TASK TO COMPLETE
Go through the entries below and print each one exactly, leaving out pictures.
### EXCERPTED RECORDS ###
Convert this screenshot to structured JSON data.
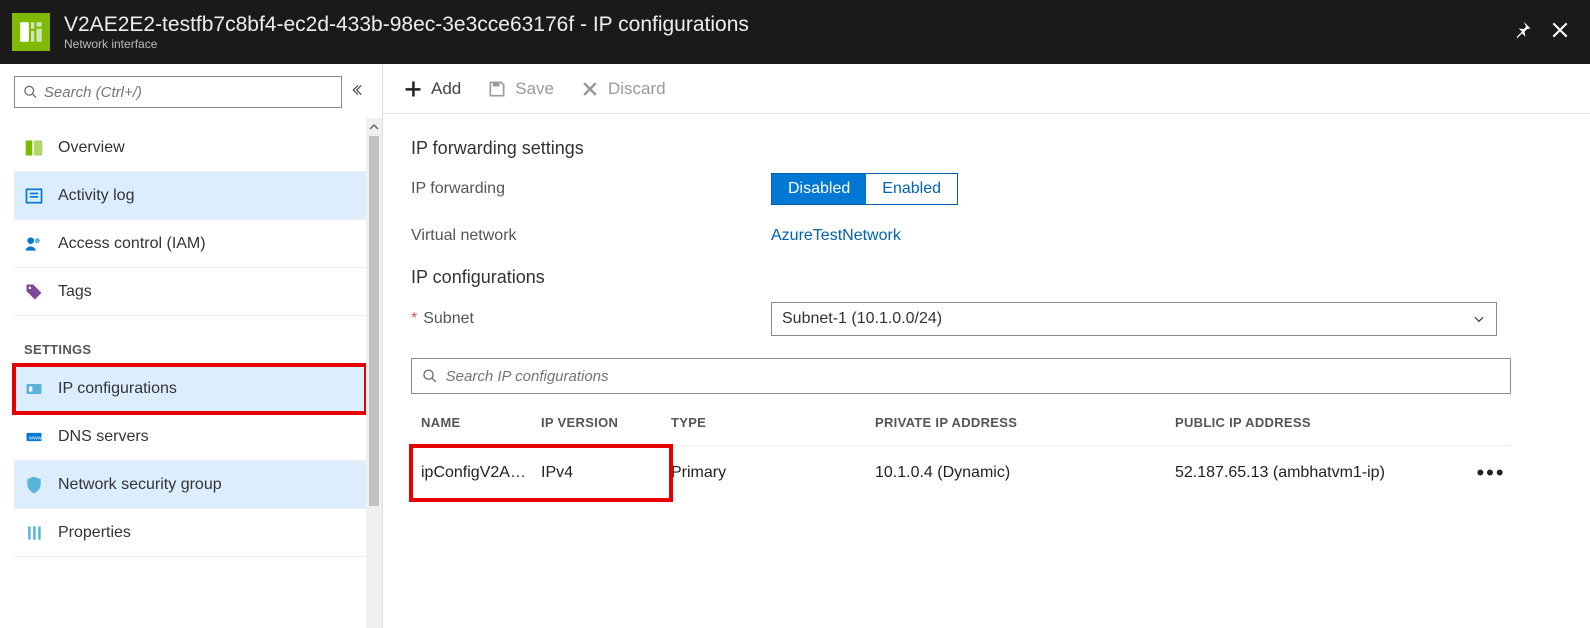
{
  "header": {
    "title": "V2AE2E2-testfb7c8bf4-ec2d-433b-98ec-3e3cce63176f - IP configurations",
    "subtitle": "Network interface"
  },
  "sidebar": {
    "search_placeholder": "Search (Ctrl+/)",
    "items": {
      "overview": "Overview",
      "activity_log": "Activity log",
      "iam": "Access control (IAM)",
      "tags": "Tags"
    },
    "section_settings": "SETTINGS",
    "settings": {
      "ip_configurations": "IP configurations",
      "dns_servers": "DNS servers",
      "nsg": "Network security group",
      "properties": "Properties"
    }
  },
  "toolbar": {
    "add": "Add",
    "save": "Save",
    "discard": "Discard"
  },
  "forwarding": {
    "heading": "IP forwarding settings",
    "label": "IP forwarding",
    "disabled": "Disabled",
    "enabled": "Enabled",
    "vnet_label": "Virtual network",
    "vnet_value": "AzureTestNetwork"
  },
  "ipconfig": {
    "heading": "IP configurations",
    "subnet_label": "Subnet",
    "subnet_value": "Subnet-1 (10.1.0.0/24)",
    "search_placeholder": "Search IP configurations",
    "columns": {
      "name": "NAME",
      "version": "IP VERSION",
      "type": "TYPE",
      "private": "PRIVATE IP ADDRESS",
      "public": "PUBLIC IP ADDRESS"
    },
    "rows": [
      {
        "name": "ipConfigV2A…",
        "version": "IPv4",
        "type": "Primary",
        "private": "10.1.0.4 (Dynamic)",
        "public": "52.187.65.13 (ambhatvm1-ip)"
      }
    ]
  }
}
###
RESPONSE TO THIS EXERCISE
Convert this screenshot to structured JSON data.
{
  "header": {
    "title": "V2AE2E2-testfb7c8bf4-ec2d-433b-98ec-3e3cce63176f - IP configurations",
    "subtitle": "Network interface"
  },
  "sidebar": {
    "search_placeholder": "Search (Ctrl+/)",
    "items": {
      "overview": "Overview",
      "activity_log": "Activity log",
      "iam": "Access control (IAM)",
      "tags": "Tags"
    },
    "section_settings": "SETTINGS",
    "settings": {
      "ip_configurations": "IP configurations",
      "dns_servers": "DNS servers",
      "nsg": "Network security group",
      "properties": "Properties"
    }
  },
  "toolbar": {
    "add": "Add",
    "save": "Save",
    "discard": "Discard"
  },
  "forwarding": {
    "heading": "IP forwarding settings",
    "label": "IP forwarding",
    "disabled": "Disabled",
    "enabled": "Enabled",
    "vnet_label": "Virtual network",
    "vnet_value": "AzureTestNetwork"
  },
  "ipconfig": {
    "heading": "IP configurations",
    "subnet_label": "Subnet",
    "subnet_value": "Subnet-1 (10.1.0.0/24)",
    "search_placeholder": "Search IP configurations",
    "columns": {
      "name": "NAME",
      "version": "IP VERSION",
      "type": "TYPE",
      "private": "PRIVATE IP ADDRESS",
      "public": "PUBLIC IP ADDRESS"
    },
    "rows": [
      {
        "name": "ipConfigV2A…",
        "version": "IPv4",
        "type": "Primary",
        "private": "10.1.0.4 (Dynamic)",
        "public": "52.187.65.13 (ambhatvm1-ip)"
      }
    ]
  }
}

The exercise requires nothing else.